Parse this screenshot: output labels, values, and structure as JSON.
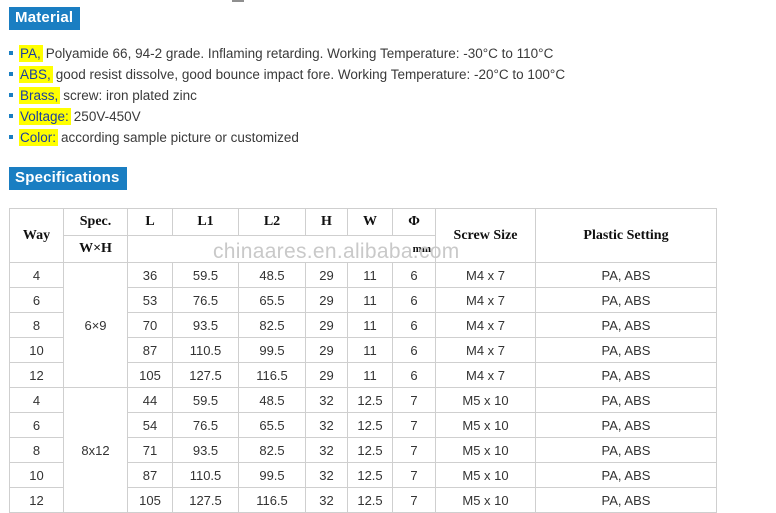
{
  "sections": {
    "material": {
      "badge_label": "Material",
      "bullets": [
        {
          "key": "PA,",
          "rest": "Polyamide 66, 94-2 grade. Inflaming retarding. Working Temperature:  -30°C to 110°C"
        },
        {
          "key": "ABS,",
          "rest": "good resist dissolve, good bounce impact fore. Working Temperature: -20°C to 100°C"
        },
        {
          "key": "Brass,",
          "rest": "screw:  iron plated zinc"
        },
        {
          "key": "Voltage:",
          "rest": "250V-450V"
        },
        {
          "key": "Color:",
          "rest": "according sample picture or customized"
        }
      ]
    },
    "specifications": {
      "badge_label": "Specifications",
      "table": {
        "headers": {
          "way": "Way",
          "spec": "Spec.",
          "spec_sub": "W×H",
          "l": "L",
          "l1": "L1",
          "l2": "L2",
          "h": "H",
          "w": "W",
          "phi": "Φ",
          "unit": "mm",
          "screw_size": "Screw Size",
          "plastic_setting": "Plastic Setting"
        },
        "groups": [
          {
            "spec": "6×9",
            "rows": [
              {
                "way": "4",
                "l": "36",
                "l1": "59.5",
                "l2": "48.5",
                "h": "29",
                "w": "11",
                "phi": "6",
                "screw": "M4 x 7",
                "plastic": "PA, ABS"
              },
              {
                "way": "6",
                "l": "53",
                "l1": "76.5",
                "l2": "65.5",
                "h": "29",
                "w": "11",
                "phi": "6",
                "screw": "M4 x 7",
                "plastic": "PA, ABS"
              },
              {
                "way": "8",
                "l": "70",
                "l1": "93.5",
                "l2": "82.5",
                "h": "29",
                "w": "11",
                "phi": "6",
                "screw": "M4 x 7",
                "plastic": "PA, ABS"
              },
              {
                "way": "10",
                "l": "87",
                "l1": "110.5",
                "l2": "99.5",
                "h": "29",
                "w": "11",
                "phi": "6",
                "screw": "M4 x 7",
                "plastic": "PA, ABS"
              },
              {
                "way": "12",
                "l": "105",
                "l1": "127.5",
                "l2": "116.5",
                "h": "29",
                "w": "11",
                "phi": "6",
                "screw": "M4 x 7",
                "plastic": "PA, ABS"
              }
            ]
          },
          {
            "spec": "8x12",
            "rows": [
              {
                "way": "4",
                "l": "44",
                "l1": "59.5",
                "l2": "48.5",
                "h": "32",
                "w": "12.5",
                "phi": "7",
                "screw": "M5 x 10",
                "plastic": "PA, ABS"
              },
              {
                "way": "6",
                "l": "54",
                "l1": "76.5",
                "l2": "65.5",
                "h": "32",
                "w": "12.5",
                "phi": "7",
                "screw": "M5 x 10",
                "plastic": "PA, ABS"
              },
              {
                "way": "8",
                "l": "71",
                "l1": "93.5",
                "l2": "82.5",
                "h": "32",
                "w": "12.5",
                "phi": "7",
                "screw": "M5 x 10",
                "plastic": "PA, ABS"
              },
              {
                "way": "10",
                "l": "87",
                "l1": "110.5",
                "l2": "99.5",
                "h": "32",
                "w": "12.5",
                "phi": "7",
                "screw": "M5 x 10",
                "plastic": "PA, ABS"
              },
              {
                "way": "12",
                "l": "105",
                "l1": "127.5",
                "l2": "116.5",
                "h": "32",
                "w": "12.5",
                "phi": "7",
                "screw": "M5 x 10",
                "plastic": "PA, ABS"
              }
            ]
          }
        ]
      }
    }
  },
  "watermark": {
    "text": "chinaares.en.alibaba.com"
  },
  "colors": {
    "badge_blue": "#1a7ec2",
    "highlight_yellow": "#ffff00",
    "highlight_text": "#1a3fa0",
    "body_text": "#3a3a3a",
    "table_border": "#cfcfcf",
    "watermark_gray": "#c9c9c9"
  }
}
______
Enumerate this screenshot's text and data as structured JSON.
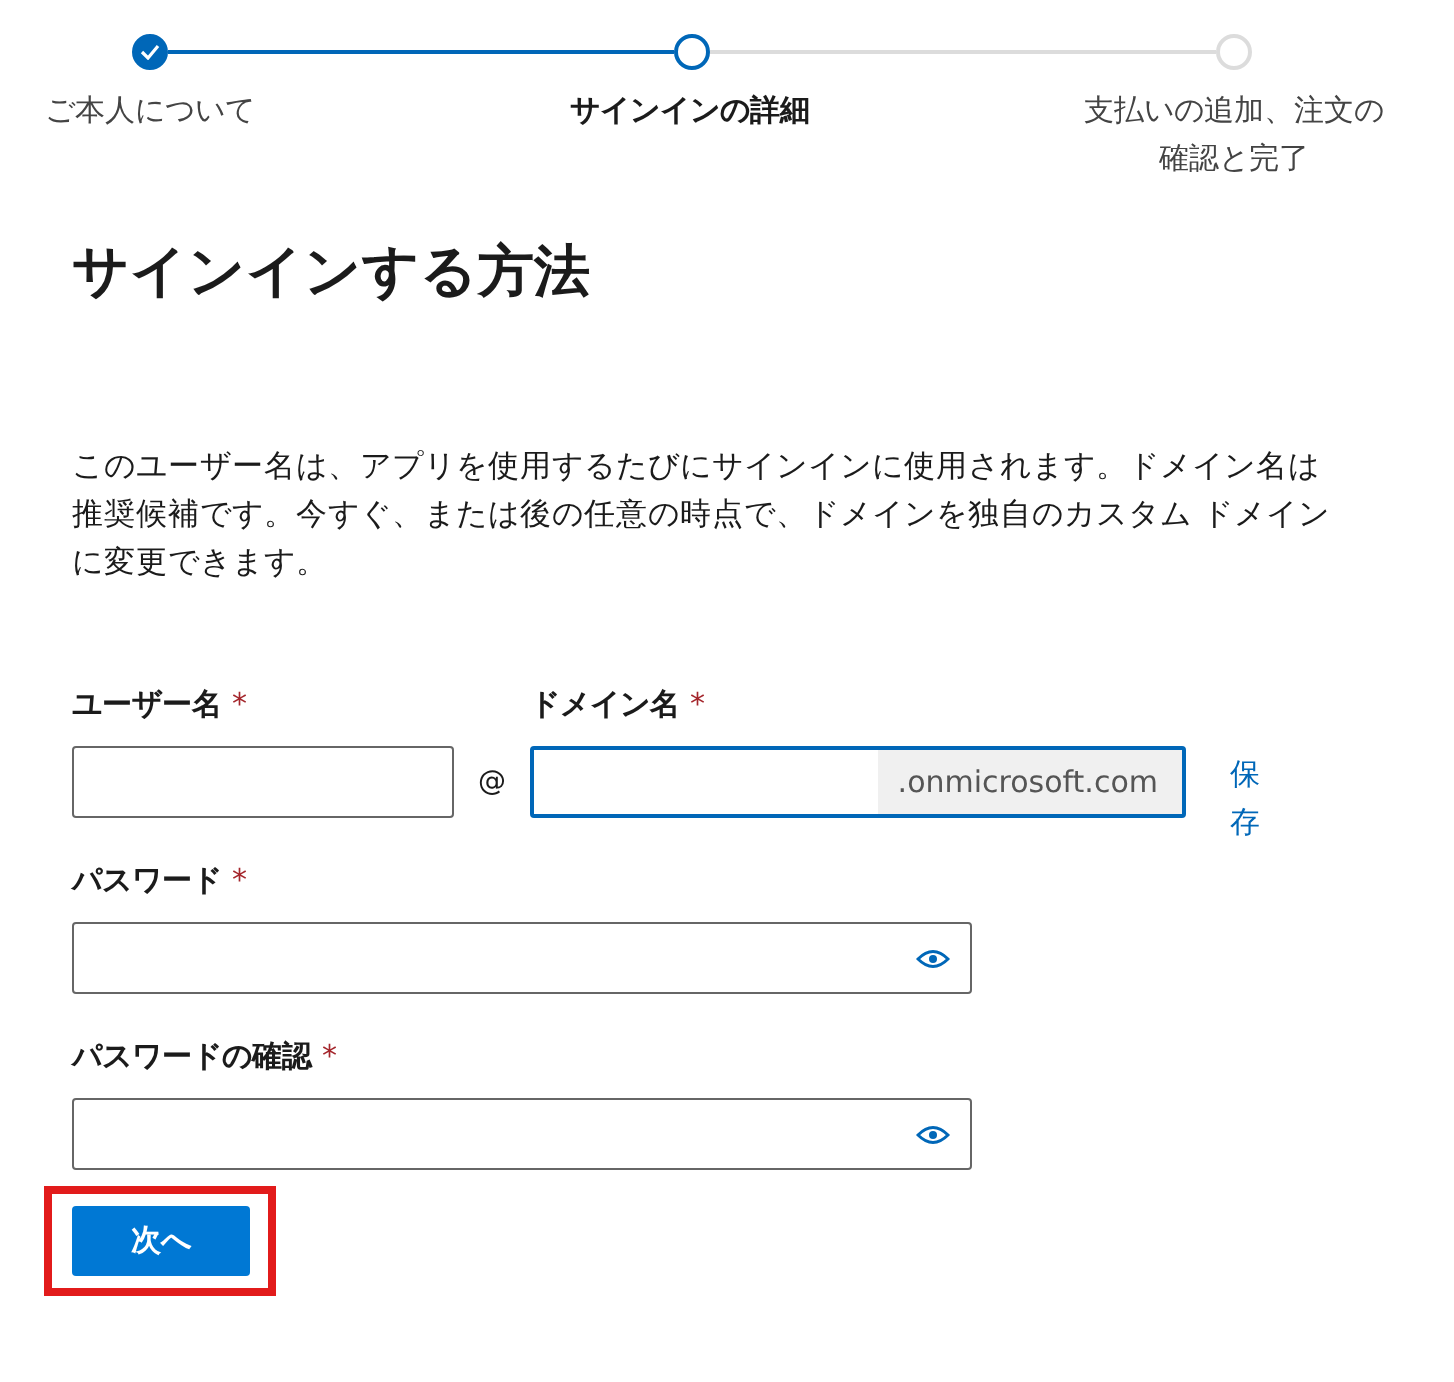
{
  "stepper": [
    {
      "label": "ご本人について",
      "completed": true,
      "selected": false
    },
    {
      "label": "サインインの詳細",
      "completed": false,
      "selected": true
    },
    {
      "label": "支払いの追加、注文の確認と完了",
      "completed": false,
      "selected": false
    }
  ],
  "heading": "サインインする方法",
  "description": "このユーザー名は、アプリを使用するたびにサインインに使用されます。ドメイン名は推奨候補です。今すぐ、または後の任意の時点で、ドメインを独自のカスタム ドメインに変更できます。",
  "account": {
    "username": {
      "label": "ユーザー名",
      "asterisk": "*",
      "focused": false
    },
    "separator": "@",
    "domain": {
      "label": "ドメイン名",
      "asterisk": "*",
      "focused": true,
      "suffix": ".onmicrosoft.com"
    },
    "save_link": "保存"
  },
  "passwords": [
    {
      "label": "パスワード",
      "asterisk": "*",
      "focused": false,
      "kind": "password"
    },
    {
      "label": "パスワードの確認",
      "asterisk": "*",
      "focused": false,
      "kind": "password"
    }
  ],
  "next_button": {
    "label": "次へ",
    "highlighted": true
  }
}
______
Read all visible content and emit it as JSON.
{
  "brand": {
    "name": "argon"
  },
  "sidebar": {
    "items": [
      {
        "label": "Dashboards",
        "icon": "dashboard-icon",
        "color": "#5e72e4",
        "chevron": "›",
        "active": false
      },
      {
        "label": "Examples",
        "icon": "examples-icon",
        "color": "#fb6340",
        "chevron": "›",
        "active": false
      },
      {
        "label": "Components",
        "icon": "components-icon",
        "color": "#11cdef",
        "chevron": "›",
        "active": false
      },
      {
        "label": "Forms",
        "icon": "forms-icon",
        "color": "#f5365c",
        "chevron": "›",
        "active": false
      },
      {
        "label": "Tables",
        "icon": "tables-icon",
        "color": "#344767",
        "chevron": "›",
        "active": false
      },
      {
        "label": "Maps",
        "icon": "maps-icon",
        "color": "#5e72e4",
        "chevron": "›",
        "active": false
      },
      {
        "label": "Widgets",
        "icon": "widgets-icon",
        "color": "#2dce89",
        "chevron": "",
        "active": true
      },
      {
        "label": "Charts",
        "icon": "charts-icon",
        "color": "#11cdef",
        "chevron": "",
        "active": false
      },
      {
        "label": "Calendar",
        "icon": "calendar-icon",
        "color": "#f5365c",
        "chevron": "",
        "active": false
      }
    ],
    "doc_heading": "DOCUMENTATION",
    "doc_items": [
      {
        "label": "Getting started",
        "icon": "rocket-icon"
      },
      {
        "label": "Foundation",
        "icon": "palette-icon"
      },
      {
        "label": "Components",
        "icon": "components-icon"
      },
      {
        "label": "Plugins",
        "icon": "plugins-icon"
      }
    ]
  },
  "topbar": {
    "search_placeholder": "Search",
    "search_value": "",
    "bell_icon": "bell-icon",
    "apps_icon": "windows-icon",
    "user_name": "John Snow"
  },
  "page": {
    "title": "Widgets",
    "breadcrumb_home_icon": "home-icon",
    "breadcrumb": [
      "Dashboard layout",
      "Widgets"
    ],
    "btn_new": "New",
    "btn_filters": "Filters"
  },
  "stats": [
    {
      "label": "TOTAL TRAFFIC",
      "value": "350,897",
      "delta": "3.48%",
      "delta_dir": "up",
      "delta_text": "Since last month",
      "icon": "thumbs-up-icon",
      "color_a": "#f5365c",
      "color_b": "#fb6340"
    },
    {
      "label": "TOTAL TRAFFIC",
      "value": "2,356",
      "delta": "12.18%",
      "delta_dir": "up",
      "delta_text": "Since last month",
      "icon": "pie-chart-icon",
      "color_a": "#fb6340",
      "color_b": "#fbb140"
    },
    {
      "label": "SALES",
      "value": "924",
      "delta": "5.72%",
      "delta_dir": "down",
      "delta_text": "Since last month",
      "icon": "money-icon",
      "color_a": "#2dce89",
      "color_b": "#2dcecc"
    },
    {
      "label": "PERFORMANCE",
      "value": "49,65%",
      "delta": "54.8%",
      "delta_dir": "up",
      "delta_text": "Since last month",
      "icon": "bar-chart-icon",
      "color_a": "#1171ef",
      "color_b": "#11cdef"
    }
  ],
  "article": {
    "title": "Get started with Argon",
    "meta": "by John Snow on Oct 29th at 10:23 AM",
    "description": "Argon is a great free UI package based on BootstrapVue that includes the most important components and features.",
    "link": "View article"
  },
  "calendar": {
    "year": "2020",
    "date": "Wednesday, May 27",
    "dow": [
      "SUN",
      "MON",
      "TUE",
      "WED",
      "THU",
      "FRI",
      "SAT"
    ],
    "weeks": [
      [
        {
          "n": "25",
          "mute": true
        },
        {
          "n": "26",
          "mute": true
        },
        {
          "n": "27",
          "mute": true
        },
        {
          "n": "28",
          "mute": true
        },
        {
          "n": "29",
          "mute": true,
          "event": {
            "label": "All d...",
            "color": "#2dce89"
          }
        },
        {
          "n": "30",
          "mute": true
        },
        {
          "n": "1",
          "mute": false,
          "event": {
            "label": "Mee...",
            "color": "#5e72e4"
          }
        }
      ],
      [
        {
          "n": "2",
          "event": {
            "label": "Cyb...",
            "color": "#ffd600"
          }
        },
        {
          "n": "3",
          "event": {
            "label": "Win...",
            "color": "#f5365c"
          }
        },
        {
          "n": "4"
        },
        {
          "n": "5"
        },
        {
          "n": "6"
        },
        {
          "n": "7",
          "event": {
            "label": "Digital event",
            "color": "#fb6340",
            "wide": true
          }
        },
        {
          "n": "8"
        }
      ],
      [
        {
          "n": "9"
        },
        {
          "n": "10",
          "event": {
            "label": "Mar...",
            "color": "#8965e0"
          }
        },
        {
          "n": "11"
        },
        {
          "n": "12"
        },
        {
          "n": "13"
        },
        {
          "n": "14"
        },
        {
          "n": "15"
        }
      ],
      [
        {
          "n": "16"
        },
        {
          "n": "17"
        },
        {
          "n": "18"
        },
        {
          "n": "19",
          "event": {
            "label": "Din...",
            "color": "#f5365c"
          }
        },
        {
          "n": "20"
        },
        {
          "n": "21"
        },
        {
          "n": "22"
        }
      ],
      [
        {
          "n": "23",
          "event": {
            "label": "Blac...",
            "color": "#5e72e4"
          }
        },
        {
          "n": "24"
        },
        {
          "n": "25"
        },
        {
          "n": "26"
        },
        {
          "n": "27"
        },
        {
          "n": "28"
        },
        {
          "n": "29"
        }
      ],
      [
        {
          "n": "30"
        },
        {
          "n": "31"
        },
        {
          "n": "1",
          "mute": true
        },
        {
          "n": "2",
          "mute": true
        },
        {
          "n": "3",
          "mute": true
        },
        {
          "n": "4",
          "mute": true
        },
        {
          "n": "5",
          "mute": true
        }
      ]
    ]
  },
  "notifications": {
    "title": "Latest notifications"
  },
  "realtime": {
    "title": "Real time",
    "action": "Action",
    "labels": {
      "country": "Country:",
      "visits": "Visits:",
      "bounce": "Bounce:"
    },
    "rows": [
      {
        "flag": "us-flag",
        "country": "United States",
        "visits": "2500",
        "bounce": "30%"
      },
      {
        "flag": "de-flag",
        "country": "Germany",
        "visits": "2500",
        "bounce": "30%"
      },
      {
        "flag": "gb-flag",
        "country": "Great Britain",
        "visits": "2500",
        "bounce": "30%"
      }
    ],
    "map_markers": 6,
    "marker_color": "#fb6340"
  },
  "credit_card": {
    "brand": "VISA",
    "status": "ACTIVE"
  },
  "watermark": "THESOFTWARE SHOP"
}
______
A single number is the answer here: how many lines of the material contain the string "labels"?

→ **Answer to this problem**
2